Portsmouth as a city is seriously lacking in greenspace.  This project is intended to bring visual benefit - a green link -  to a grey, desertlike area.  The first design in 2011 was by Architect Carl Leroy-Smith, but it’s taken all this time to get the current scheme together and raise money to implement it.  It’s only due to the persistence of David Baynes and his fund raising skills that this project being launched today has materialized.  As far as we know, it is the first temporary greening of a recession-hit site in the south of England – and there’s a two stage benefit to the city, because once development finally gets under way on the site – which has already been empty for 11 years, the plants will be moved to enhance the city parks and green spaces.

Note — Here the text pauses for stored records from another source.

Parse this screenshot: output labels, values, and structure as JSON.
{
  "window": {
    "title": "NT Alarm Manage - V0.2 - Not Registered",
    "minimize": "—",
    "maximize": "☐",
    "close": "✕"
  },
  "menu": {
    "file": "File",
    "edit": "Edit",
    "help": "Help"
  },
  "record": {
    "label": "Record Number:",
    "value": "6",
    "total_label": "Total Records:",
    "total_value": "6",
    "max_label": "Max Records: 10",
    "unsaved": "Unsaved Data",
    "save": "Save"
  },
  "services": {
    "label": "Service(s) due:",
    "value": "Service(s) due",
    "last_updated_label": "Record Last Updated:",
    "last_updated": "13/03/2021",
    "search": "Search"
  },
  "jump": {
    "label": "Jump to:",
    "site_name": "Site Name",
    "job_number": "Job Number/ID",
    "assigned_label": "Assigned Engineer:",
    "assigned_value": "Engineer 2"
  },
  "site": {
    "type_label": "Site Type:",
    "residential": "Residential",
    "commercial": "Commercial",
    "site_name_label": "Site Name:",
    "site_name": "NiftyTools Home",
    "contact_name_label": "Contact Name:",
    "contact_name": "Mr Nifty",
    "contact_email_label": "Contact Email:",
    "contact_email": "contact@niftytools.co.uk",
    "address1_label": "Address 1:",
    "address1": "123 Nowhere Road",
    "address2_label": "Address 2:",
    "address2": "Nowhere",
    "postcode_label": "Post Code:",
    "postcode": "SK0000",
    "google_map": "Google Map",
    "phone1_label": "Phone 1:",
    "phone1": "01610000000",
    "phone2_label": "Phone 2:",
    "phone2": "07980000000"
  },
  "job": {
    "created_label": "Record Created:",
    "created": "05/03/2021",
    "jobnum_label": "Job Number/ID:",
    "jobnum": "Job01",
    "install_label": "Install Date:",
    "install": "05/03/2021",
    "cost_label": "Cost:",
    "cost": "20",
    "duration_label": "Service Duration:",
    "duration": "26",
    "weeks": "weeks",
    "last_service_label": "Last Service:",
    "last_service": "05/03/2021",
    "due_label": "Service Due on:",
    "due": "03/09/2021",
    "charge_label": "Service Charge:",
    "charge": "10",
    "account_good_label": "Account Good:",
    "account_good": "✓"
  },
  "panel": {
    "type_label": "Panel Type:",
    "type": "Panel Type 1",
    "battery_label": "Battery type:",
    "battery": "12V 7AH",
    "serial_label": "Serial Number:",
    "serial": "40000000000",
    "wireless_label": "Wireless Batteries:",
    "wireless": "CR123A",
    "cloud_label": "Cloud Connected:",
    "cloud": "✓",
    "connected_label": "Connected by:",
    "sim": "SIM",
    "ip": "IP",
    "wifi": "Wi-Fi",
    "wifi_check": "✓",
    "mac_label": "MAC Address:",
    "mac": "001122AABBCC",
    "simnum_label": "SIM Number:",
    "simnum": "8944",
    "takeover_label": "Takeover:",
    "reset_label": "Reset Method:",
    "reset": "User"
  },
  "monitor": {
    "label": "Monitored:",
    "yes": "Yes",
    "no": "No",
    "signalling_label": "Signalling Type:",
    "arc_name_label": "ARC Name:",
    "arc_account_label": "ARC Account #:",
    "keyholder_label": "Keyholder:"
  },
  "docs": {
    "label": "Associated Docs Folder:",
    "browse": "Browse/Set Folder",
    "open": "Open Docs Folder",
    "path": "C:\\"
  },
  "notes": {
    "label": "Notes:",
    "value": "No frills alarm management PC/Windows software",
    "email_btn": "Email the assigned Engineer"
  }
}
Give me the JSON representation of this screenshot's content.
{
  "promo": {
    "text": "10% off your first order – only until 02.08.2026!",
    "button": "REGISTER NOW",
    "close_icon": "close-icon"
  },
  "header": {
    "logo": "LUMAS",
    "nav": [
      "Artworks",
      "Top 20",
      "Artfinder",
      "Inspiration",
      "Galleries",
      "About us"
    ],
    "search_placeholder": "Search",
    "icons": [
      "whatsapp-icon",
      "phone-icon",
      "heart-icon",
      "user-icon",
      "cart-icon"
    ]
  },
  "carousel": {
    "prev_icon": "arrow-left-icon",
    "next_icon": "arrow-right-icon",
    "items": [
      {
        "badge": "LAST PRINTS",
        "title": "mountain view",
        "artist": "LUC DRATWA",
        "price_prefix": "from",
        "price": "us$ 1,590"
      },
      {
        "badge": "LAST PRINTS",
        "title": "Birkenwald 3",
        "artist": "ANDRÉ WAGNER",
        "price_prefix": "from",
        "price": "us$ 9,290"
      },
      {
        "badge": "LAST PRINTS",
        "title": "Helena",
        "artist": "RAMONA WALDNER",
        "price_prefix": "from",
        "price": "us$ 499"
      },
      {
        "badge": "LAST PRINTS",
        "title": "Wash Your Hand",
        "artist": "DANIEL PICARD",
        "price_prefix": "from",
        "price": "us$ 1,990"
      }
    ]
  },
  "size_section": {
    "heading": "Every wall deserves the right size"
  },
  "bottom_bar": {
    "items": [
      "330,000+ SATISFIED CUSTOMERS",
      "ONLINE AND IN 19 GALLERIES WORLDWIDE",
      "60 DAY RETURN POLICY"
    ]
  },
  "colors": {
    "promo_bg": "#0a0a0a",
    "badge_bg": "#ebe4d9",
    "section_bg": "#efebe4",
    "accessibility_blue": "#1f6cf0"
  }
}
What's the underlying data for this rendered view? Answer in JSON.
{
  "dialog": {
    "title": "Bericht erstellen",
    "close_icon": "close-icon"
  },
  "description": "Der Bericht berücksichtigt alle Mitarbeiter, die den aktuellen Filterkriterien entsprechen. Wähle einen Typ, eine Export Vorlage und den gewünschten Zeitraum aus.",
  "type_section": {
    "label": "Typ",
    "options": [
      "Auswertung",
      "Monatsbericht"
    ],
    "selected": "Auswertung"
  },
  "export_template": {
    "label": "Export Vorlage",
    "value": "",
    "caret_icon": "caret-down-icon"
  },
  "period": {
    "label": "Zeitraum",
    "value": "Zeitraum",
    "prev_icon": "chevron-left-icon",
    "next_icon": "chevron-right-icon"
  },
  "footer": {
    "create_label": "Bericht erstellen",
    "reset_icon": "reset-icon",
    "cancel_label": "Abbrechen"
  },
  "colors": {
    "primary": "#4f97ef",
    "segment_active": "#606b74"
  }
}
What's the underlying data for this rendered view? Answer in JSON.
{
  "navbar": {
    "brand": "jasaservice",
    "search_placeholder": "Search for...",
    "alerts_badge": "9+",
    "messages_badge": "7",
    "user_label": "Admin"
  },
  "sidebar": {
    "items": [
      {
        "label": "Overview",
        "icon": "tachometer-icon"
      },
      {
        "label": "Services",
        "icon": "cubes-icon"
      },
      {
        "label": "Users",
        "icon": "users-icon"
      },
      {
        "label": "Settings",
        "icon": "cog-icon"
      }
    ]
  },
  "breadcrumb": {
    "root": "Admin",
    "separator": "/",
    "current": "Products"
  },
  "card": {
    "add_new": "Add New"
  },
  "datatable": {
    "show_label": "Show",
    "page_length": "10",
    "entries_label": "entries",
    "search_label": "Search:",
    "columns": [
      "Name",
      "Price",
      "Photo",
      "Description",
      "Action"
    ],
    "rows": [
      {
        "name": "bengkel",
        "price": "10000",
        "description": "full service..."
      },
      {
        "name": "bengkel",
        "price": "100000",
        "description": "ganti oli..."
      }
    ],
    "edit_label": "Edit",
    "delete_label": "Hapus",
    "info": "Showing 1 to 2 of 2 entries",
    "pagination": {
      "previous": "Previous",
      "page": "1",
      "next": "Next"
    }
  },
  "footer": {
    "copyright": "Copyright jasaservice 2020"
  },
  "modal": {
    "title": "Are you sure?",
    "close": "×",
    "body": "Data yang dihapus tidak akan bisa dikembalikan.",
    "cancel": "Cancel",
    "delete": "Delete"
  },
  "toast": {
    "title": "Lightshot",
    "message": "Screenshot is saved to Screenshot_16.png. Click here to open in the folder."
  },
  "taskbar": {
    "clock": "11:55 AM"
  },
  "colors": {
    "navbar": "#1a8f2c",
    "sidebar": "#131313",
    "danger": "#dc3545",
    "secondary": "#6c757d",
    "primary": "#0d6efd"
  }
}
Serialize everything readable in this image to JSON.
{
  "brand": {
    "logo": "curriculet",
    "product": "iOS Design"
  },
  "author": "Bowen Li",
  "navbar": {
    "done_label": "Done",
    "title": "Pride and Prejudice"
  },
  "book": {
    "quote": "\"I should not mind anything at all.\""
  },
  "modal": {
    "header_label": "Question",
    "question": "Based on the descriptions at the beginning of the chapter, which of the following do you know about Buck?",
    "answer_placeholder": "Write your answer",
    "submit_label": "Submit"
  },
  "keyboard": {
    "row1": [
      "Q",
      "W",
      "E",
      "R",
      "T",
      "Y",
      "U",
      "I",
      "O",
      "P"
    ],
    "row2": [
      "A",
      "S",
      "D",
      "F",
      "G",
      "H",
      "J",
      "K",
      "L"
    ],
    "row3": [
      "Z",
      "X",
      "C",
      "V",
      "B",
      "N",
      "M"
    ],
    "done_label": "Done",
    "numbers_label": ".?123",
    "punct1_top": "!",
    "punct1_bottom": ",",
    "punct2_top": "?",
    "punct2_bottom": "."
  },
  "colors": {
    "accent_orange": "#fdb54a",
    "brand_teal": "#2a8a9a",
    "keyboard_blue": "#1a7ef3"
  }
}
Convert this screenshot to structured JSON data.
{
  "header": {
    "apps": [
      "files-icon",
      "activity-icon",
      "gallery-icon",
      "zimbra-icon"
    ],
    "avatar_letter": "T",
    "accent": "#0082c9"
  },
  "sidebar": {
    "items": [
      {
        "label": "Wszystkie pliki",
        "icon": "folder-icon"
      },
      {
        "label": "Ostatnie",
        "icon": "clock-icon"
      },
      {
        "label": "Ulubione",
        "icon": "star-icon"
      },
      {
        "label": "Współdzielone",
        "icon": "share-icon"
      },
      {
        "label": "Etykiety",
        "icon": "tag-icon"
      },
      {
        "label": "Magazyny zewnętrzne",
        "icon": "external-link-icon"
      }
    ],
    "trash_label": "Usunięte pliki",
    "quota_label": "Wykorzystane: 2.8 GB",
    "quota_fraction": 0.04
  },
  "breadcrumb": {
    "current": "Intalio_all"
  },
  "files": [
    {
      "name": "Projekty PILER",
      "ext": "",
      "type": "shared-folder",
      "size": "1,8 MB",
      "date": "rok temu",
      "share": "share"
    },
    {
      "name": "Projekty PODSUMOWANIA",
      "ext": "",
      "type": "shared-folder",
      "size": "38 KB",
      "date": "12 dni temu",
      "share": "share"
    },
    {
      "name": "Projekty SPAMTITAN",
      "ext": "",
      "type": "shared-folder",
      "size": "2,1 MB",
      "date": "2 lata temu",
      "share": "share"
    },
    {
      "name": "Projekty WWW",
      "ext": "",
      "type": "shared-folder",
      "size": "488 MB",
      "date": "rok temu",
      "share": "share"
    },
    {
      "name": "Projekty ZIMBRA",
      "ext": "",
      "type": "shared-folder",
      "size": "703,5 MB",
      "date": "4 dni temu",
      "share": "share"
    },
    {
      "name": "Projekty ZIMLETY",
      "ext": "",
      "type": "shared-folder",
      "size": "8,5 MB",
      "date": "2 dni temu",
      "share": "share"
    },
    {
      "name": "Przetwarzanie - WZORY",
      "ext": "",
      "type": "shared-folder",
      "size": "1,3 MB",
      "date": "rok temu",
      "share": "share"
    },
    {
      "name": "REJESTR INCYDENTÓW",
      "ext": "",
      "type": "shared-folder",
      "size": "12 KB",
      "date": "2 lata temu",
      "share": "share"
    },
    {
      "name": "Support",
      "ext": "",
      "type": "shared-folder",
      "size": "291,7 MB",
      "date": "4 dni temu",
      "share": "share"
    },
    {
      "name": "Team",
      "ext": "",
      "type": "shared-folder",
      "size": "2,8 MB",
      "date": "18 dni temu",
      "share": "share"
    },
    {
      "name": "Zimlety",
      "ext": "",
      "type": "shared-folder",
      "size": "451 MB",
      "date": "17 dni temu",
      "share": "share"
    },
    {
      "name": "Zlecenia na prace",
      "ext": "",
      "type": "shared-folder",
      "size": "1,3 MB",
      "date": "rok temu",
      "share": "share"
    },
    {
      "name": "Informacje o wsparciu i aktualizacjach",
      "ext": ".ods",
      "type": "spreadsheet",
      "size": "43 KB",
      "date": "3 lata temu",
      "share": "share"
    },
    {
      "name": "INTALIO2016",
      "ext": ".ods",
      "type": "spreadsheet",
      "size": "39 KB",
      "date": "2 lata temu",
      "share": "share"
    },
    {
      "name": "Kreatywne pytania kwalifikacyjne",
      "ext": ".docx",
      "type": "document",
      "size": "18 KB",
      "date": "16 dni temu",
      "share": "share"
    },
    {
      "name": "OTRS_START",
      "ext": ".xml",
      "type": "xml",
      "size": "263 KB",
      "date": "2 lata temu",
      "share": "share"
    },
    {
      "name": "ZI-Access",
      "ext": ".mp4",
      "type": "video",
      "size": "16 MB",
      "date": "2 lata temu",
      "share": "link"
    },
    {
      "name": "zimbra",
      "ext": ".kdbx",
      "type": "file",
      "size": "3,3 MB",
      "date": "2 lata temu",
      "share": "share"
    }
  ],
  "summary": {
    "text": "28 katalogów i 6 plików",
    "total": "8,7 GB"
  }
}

We are very fortunate to have brilliant city officers in Portsmouth – including Barry Walker, the City Centre Manager and Vincent Mount, senior Landscape Architect who designed the beautiful and award winning central reservation in Commercial Road inspired by Southsea Beach.  These two made our idea bloom  - with sponsorship from the city council, Portsmouth Tree Wardens and Sir Nigel Gosling’s Trust.  Barry Walker raised sponsorship for Vincent to design the planting and containers, the Hampshire Gardens Trust supported the idea, and the talented Shaw Trust members constructed and planted them.